- Always have extra memory cards on hand. Bloom isn’t ashamed to fill up several cards during a single shoot. Considering how unobtrusive and lightweight they are, you’ll never be sorry for bringing “too many” memory cards.
- Research your subjects ahead of time. Again, for wildlife photography this is an obvious requirement. Although, the research approach can be applied to all subject matter. The more you know about your subject, the better you can become at capturing their essence.
So What’s The One Tool All Photographers Should Use?
Regardless of your photographic capabilities, your subject matter, or how expensive your camera is, there’s one tool that every photographer can benefit from. It’s not a type of lens or a fancy camera bag. It’s not a high-tech light meter or a futuristic tripod. It isn’t even a physical object. It’s software! But not just any software. The most universal tool for all modern photographers is the younity media server app.
younity is the ultimate solution for your digital file conundrums. As media server software, younity creates a personal and private network between your devices, connecting your computers, smartphones, and tablets and all of the files stored within them. With younity, you can access, stream, download, or share any file using any of your devices, without ever having to worry about where the actual files are stored.
younity is the perfect digital photography companion.
You can access entire photo collections and Lightroom catalogs while on-the-go. You can share images stored on your computer directly into Instagram, WhatsApp, Messenger, or any third-party apps from your smartphone or tablet. And, you can use younity to automatically organize and consolidate all of your image files across all of your devices.
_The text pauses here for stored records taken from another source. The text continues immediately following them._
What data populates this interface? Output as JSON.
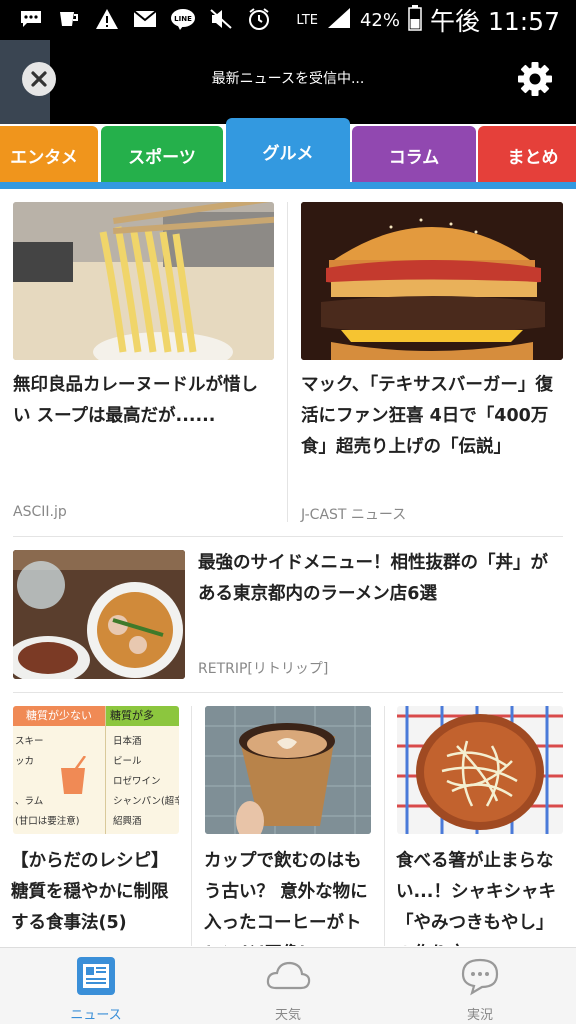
{
  "status_bar": {
    "network": "LTE",
    "battery": "42%",
    "time": "午後 11:57",
    "icons": [
      "sms-icon",
      "cup-icon",
      "warning-icon",
      "mail-icon",
      "line-icon",
      "mute-icon",
      "alarm-icon",
      "signal-icon",
      "battery-icon"
    ]
  },
  "header": {
    "status_text": "最新ニュースを受信中..."
  },
  "tabs": [
    {
      "label": "エンタメ",
      "color": "#f0951c"
    },
    {
      "label": "スポーツ",
      "color": "#25b04b"
    },
    {
      "label": "グルメ",
      "color": "#3399e0",
      "active": true
    },
    {
      "label": "コラム",
      "color": "#9148b0"
    },
    {
      "label": "まとめ",
      "color": "#e5403a"
    }
  ],
  "articles": [
    {
      "title": "無印良品カレーヌードルが惜しい スープは最高だが......",
      "source": "ASCII.jp"
    },
    {
      "title": "マック、「テキサスバーガー」復活にファン狂喜 4日で「400万食」超売り上げの「伝説」",
      "source": "J-CAST ニュース"
    },
    {
      "title": "最強のサイドメニュー！相性抜群の「丼」がある東京都内のラーメン店6選",
      "source": "RETRIP[リトリップ]"
    },
    {
      "title": "【からだのレシピ】糖質を穏やかに制限する食事法(5)",
      "source": ""
    },
    {
      "title": "カップで飲むのはもう古い？ 意外な物に入ったコーヒーがトレンド(画像)",
      "source": ""
    },
    {
      "title": "食べる箸が止まらない...！シャキシャキ「やみつきもやし」の作り方",
      "source": ""
    }
  ],
  "recipe_thumb": {
    "left_header": "糖質が少ない",
    "right_header": "糖質が多",
    "left_items": [
      "スキー",
      "ッカ",
      "",
      "、ラム",
      "(甘口は要注意)"
    ],
    "right_items": [
      "日本酒",
      "ビール",
      "ロゼワイン",
      "シャンパン(超辛",
      "紹興酒"
    ]
  },
  "bottom_nav": [
    {
      "label": "ニュース",
      "active": true
    },
    {
      "label": "天気"
    },
    {
      "label": "実況"
    }
  ],
  "colors": {
    "accent": "#3399e0",
    "header_bg": "#000000"
  }
}
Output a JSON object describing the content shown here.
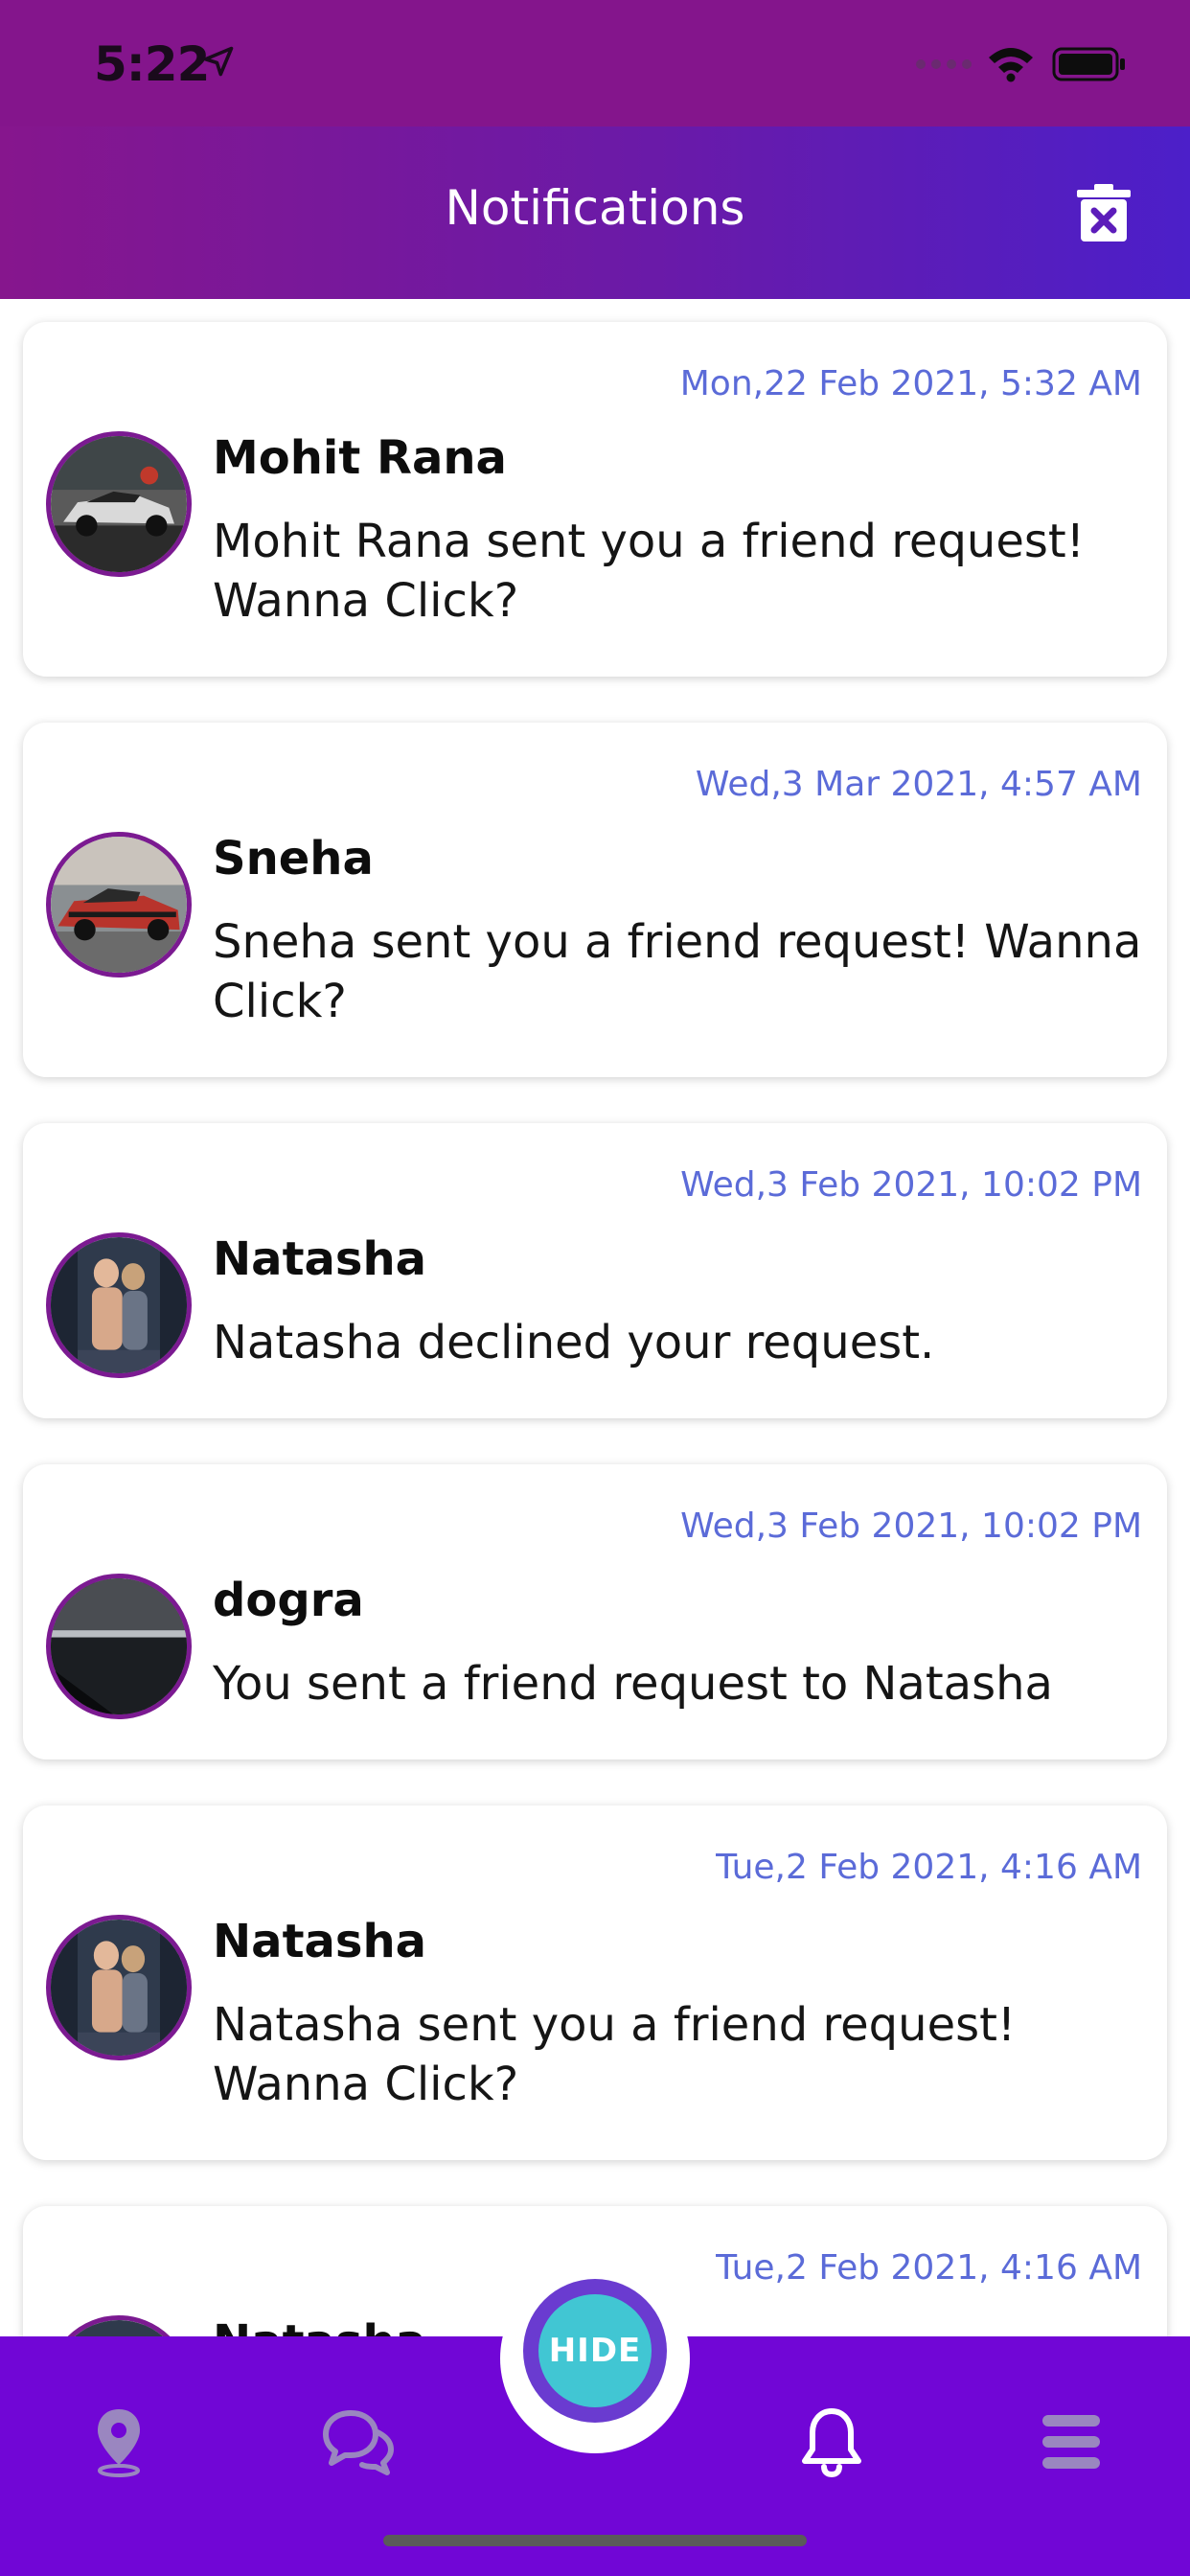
{
  "status_bar": {
    "time": "5:22"
  },
  "header": {
    "title": "Notifications",
    "clear_icon": "trash-x-icon"
  },
  "notifications": [
    {
      "date": "Mon,22 Feb 2021, 5:32 AM",
      "name": "Mohit Rana",
      "message": "Mohit Rana sent you a friend request! Wanna Click?",
      "avatar": "car-photo-avatar"
    },
    {
      "date": "Wed,3 Mar 2021, 4:57 AM",
      "name": "Sneha",
      "message": "Sneha sent you a friend request! Wanna Click?",
      "avatar": "red-car-avatar"
    },
    {
      "date": "Wed,3 Feb 2021, 10:02 PM",
      "name": "Natasha",
      "message": "Natasha declined your request.",
      "avatar": "gym-couple-avatar"
    },
    {
      "date": "Wed,3 Feb 2021, 10:02 PM",
      "name": "dogra",
      "message": "You sent a friend request to Natasha",
      "avatar": "night-lake-avatar"
    },
    {
      "date": "Tue,2 Feb 2021, 4:16 AM",
      "name": "Natasha",
      "message": "Natasha sent you a friend request! Wanna Click?",
      "avatar": "gym-couple-avatar"
    },
    {
      "date": "Tue,2 Feb 2021, 4:16 AM",
      "name": "Natasha",
      "message": "",
      "avatar": "gym-couple-avatar"
    }
  ],
  "bottom_nav": {
    "items": [
      {
        "icon": "map-pin-icon",
        "active": false
      },
      {
        "icon": "chat-bubbles-icon",
        "active": false
      },
      {
        "icon": "bell-icon",
        "active": true
      },
      {
        "icon": "menu-icon",
        "active": false
      }
    ],
    "center_button_label": "HIDE"
  },
  "colors": {
    "status_bar": "#84158c",
    "header_start": "#86168d",
    "header_end": "#4c1fc9",
    "date_text": "#5b6bd8",
    "avatar_border": "#7b1a91",
    "nav_bg": "#7106d6",
    "hide_button": "#41c6d3"
  }
}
As an avid supporter of having extra digital storage capacity, Steve Bloom would certainly benefit from the space saving mechanisms that younity can provide. He could have access to his entire photo history without storing anything on his smartphone or laptop. He could even decide to store all of his digital media on a separate home computer, while maintaining his ability to stream his favorite playlists or view important documents during his photography expeditions. Consequently, Bloom would have an enormous economy of available laptop and smartphone storage.
Despite his use of film cameras, Henri Cartier-Bresson would have been a younity zealot as well. One of younity’s primary intentions is to foster creative spontaneity while users move from one device to the next. Bresson advocated the need for photographers to be in-the-moment and spontaneous, and younity provides a tremendous amount of support for that type of on-the-go inventive momentum. With younity, you can focus on creative output and evade getting bogged down by tedious file maintenance, transferring, and storage issues.
Famous photographers and budding amateurs alike can equally profit from the younity’s endless fountain of digital support. As a universal media tool, younity is perfect for anyone who uses multiple devices and has files scattered throughout them. Build a new and improved relationship with your media and ultimately become a better photographer with younity!
Click here to learn more about younity.